PROBLEM REQUIREMENTS
When you retype the entries, keep each one exact and leave out the pictures.

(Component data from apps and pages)
[Start of section]
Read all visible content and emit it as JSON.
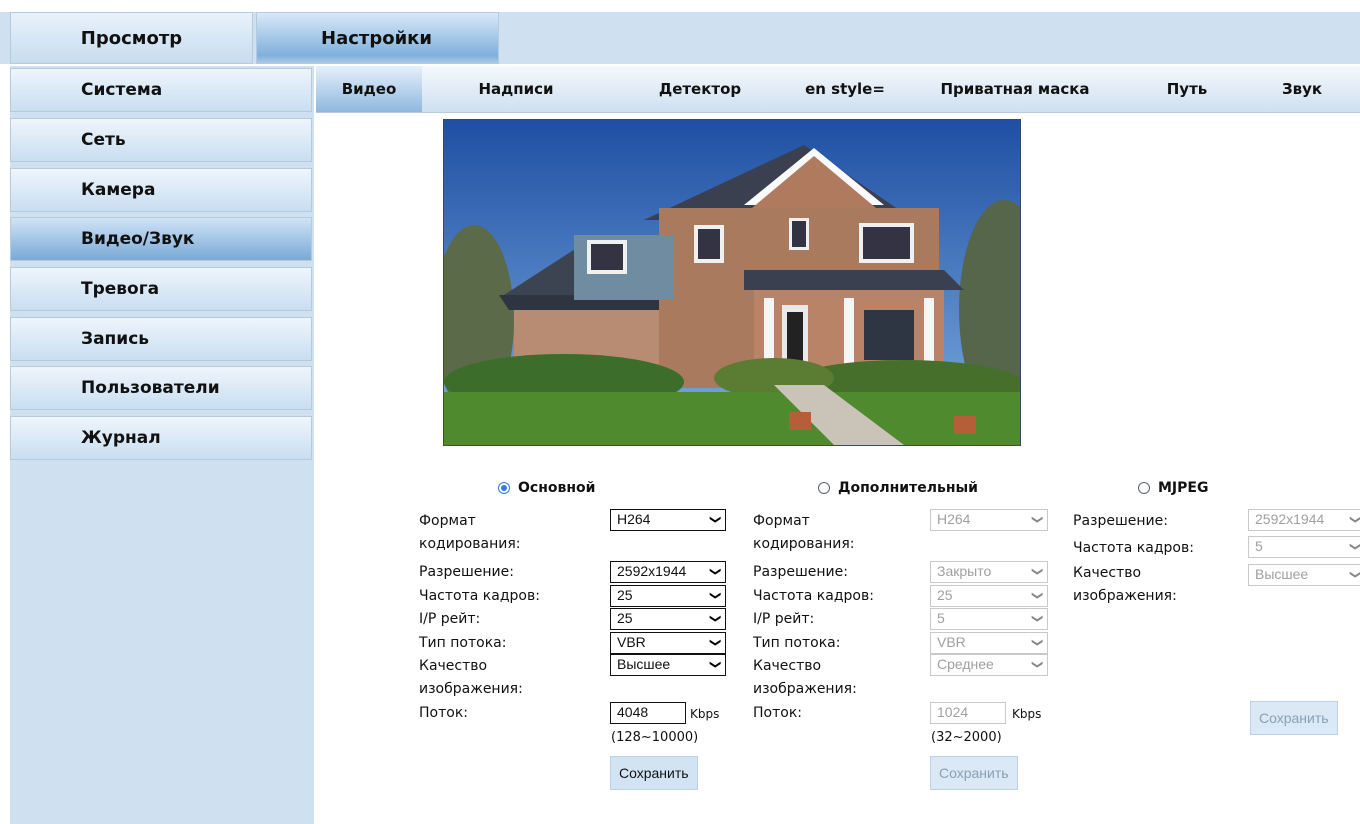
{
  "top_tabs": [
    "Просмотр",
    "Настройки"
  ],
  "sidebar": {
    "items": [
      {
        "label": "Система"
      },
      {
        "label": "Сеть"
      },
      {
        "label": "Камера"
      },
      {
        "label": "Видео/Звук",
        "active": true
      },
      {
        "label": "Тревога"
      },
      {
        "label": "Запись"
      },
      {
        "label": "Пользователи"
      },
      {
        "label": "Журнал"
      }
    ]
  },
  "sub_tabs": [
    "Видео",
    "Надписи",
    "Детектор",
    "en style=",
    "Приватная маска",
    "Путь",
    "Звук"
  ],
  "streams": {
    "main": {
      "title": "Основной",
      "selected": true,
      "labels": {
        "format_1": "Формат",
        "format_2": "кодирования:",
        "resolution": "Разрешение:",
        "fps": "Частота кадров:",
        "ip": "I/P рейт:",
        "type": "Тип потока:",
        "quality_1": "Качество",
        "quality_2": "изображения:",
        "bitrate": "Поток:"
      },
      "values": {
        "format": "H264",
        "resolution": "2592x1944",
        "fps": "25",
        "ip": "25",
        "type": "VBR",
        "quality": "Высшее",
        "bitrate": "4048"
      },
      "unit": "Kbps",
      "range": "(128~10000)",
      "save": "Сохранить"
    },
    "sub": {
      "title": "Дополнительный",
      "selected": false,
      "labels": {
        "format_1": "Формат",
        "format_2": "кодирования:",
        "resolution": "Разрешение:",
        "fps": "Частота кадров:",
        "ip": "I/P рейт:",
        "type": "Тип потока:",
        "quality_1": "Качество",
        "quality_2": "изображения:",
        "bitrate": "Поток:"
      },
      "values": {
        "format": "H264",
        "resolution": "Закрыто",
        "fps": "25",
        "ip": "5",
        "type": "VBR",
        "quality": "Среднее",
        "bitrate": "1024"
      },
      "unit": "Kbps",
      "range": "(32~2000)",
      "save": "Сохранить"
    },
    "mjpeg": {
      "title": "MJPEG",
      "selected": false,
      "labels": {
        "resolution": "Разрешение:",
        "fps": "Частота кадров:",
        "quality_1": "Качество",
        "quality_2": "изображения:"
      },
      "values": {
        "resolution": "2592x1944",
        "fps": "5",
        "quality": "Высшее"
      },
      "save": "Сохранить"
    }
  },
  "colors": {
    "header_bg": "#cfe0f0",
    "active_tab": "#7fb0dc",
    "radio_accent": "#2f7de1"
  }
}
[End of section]
TASK RESULT
Read all visible content and emit it as JSON.
{
  "top_tabs": [
    "Просмотр",
    "Настройки"
  ],
  "sidebar": {
    "items": [
      {
        "label": "Система"
      },
      {
        "label": "Сеть"
      },
      {
        "label": "Камера"
      },
      {
        "label": "Видео/Звук",
        "active": true
      },
      {
        "label": "Тревога"
      },
      {
        "label": "Запись"
      },
      {
        "label": "Пользователи"
      },
      {
        "label": "Журнал"
      }
    ]
  },
  "sub_tabs": [
    "Видео",
    "Надписи",
    "Детектор",
    "en style=",
    "Приватная маска",
    "Путь",
    "Звук"
  ],
  "streams": {
    "main": {
      "title": "Основной",
      "selected": true,
      "labels": {
        "format_1": "Формат",
        "format_2": "кодирования:",
        "resolution": "Разрешение:",
        "fps": "Частота кадров:",
        "ip": "I/P рейт:",
        "type": "Тип потока:",
        "quality_1": "Качество",
        "quality_2": "изображения:",
        "bitrate": "Поток:"
      },
      "values": {
        "format": "H264",
        "resolution": "2592x1944",
        "fps": "25",
        "ip": "25",
        "type": "VBR",
        "quality": "Высшее",
        "bitrate": "4048"
      },
      "unit": "Kbps",
      "range": "(128~10000)",
      "save": "Сохранить"
    },
    "sub": {
      "title": "Дополнительный",
      "selected": false,
      "labels": {
        "format_1": "Формат",
        "format_2": "кодирования:",
        "resolution": "Разрешение:",
        "fps": "Частота кадров:",
        "ip": "I/P рейт:",
        "type": "Тип потока:",
        "quality_1": "Качество",
        "quality_2": "изображения:",
        "bitrate": "Поток:"
      },
      "values": {
        "format": "H264",
        "resolution": "Закрыто",
        "fps": "25",
        "ip": "5",
        "type": "VBR",
        "quality": "Среднее",
        "bitrate": "1024"
      },
      "unit": "Kbps",
      "range": "(32~2000)",
      "save": "Сохранить"
    },
    "mjpeg": {
      "title": "MJPEG",
      "selected": false,
      "labels": {
        "resolution": "Разрешение:",
        "fps": "Частота кадров:",
        "quality_1": "Качество",
        "quality_2": "изображения:"
      },
      "values": {
        "resolution": "2592x1944",
        "fps": "5",
        "quality": "Высшее"
      },
      "save": "Сохранить"
    }
  },
  "colors": {
    "header_bg": "#cfe0f0",
    "active_tab": "#7fb0dc",
    "radio_accent": "#2f7de1"
  }
}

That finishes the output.